_YOUR OBJECTIVE_
Return a copy of every line in the data below that contains "accent".

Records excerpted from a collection
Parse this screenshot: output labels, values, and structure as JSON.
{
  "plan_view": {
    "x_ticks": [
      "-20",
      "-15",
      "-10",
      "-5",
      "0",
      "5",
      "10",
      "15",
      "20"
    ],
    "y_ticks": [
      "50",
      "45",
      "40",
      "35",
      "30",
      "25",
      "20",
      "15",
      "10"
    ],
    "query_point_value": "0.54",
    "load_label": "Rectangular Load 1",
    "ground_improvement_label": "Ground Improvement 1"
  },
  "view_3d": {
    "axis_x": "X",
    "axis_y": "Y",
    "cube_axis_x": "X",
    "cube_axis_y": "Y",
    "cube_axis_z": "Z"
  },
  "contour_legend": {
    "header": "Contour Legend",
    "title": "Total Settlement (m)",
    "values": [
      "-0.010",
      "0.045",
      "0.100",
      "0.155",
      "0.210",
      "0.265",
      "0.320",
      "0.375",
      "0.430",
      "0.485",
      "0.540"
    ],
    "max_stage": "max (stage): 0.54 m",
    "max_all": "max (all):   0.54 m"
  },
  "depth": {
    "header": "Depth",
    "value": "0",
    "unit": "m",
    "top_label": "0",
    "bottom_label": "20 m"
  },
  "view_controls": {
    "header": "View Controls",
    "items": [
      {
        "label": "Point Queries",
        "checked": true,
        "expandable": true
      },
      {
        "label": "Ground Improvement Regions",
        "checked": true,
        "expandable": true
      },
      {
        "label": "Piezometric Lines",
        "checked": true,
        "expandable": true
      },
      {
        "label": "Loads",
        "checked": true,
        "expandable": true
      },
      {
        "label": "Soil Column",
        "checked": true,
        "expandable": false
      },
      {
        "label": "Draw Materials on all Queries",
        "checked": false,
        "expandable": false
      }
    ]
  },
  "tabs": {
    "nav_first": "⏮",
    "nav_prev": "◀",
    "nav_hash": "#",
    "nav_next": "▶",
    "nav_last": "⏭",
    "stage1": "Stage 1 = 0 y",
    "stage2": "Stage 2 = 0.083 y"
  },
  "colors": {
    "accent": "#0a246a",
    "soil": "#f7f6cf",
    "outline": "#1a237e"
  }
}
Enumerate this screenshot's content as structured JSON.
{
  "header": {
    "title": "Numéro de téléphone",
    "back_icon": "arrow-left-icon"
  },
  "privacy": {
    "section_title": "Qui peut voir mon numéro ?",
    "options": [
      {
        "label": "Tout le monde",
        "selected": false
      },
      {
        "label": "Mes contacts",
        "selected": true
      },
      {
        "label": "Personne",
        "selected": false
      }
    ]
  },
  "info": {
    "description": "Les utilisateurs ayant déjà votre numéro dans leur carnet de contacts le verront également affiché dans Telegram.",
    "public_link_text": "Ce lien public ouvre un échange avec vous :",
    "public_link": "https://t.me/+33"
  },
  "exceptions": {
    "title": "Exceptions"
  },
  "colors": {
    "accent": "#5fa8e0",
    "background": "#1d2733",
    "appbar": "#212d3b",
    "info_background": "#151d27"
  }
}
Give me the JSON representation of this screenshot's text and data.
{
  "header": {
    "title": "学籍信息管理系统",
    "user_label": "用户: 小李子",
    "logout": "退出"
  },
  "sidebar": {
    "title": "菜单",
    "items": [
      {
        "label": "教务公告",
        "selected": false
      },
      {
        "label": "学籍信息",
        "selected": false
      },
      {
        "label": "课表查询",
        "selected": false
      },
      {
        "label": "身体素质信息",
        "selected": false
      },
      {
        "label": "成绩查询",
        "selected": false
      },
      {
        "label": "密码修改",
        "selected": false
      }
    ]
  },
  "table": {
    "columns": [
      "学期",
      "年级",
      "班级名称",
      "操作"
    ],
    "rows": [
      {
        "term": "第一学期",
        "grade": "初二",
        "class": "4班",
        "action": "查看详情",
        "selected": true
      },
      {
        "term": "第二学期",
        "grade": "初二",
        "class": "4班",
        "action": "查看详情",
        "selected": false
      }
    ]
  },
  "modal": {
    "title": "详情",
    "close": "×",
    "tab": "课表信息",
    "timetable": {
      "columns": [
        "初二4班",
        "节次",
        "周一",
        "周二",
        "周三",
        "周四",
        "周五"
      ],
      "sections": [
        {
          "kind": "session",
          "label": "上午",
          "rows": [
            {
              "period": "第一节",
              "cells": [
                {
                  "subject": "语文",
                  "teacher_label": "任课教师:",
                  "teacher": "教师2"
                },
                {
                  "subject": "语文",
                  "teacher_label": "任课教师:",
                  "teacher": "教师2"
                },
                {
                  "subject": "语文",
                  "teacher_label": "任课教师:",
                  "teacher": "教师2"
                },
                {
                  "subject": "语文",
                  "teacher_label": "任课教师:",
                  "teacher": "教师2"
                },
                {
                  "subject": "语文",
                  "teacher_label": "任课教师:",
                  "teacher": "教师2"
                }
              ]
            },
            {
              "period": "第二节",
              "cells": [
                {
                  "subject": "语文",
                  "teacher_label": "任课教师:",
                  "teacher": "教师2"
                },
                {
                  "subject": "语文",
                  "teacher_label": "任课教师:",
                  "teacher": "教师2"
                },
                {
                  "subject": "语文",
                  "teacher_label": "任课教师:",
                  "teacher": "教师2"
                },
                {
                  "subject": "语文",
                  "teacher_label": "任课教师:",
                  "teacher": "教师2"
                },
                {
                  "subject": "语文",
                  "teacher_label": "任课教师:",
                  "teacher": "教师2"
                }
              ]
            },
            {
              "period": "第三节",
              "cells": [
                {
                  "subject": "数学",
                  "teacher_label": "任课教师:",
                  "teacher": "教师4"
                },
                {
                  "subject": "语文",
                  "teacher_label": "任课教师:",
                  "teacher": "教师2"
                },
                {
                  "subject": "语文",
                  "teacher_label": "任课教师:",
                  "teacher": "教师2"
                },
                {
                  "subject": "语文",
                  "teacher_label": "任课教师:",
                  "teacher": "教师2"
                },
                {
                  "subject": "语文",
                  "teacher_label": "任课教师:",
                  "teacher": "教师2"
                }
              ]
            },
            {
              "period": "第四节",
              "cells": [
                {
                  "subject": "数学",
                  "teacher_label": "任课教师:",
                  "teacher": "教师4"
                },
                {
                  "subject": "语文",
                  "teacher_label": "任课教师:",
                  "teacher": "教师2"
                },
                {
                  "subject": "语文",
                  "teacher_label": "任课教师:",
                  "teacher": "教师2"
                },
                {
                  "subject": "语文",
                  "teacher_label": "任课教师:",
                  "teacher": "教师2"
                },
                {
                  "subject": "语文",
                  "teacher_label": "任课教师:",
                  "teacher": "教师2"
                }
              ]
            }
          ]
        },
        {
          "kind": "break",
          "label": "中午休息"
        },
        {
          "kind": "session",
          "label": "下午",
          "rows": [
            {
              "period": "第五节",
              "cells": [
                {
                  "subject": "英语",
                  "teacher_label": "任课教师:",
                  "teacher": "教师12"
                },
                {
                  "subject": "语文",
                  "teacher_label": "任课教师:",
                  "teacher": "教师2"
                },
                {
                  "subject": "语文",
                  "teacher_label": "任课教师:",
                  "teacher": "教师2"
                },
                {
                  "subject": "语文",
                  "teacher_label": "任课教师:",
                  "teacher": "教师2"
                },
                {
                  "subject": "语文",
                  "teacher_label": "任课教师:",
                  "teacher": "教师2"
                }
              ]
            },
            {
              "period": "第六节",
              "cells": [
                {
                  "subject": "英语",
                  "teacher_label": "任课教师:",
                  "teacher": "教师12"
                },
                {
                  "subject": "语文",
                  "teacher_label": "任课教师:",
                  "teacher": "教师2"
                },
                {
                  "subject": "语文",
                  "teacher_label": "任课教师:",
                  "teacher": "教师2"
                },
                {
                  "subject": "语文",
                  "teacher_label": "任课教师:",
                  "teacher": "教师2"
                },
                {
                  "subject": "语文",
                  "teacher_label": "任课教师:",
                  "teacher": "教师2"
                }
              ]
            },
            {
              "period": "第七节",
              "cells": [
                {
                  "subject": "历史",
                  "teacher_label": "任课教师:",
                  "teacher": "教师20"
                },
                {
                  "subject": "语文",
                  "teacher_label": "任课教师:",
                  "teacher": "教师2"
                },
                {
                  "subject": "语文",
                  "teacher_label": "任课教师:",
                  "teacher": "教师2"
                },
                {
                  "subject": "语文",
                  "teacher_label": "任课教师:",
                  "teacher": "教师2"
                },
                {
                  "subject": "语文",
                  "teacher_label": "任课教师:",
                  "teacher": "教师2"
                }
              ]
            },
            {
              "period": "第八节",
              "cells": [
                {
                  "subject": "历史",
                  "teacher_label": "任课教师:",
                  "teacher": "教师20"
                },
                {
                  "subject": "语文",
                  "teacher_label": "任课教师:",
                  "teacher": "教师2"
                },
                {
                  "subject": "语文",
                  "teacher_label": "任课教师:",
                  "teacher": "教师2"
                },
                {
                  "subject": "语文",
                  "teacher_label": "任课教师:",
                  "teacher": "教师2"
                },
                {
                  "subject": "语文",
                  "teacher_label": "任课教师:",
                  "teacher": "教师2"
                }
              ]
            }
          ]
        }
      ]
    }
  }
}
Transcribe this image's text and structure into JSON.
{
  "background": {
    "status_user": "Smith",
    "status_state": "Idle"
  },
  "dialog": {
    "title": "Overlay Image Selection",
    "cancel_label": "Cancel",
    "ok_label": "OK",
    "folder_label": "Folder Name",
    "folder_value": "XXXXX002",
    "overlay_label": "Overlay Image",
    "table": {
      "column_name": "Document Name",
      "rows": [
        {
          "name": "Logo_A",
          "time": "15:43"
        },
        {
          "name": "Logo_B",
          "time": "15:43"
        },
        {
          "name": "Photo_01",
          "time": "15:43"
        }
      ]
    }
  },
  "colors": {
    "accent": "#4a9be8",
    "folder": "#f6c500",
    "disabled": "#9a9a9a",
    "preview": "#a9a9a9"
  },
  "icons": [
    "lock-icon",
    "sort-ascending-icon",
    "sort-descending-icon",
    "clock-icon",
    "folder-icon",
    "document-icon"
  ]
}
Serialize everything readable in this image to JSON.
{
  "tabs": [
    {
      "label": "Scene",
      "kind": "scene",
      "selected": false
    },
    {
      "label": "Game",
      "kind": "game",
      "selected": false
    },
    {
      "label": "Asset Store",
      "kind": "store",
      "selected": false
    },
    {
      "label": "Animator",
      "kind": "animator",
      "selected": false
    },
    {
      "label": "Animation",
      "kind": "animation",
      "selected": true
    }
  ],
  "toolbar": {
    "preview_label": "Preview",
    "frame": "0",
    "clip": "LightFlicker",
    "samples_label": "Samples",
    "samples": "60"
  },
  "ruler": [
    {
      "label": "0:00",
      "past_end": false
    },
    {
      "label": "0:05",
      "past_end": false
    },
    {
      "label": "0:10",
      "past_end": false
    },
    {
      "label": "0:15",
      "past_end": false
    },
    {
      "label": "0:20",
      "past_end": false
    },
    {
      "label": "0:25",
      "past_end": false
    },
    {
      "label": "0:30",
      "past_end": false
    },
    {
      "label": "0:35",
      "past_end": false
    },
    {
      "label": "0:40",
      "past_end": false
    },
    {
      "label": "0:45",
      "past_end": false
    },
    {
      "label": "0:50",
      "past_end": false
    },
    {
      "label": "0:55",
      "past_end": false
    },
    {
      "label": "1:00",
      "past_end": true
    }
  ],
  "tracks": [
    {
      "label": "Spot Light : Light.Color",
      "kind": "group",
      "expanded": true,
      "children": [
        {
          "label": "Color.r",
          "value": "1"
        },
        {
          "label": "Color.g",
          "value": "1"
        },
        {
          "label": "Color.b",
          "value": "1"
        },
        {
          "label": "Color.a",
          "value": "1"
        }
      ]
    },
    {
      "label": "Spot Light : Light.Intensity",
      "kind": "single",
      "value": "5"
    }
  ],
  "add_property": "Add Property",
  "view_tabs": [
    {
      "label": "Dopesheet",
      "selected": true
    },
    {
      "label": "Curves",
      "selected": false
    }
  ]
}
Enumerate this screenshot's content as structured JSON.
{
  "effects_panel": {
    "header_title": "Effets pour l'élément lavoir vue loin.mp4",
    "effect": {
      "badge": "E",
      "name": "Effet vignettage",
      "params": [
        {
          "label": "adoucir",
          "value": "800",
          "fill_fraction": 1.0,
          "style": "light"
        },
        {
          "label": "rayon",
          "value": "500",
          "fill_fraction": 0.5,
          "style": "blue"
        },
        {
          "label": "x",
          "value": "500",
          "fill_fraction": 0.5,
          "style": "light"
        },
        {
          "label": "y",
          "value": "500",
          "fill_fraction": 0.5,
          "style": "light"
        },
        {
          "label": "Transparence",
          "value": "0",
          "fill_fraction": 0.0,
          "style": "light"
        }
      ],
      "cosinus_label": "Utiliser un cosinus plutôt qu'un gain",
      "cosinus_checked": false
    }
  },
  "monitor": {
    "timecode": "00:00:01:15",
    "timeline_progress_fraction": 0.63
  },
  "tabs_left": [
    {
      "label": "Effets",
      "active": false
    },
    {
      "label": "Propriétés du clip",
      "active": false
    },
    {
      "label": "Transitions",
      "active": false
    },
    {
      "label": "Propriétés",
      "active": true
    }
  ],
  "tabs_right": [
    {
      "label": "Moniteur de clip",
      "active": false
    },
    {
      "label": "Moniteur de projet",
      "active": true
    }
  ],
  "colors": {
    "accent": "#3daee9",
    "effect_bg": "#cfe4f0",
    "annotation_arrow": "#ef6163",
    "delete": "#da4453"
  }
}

_SOLUTION TO THE PROBLEM_
    "accent": "#0a246a",
    "accent": "#5fa8e0",
    "accent": "#4a9be8",
    "accent": "#3daee9",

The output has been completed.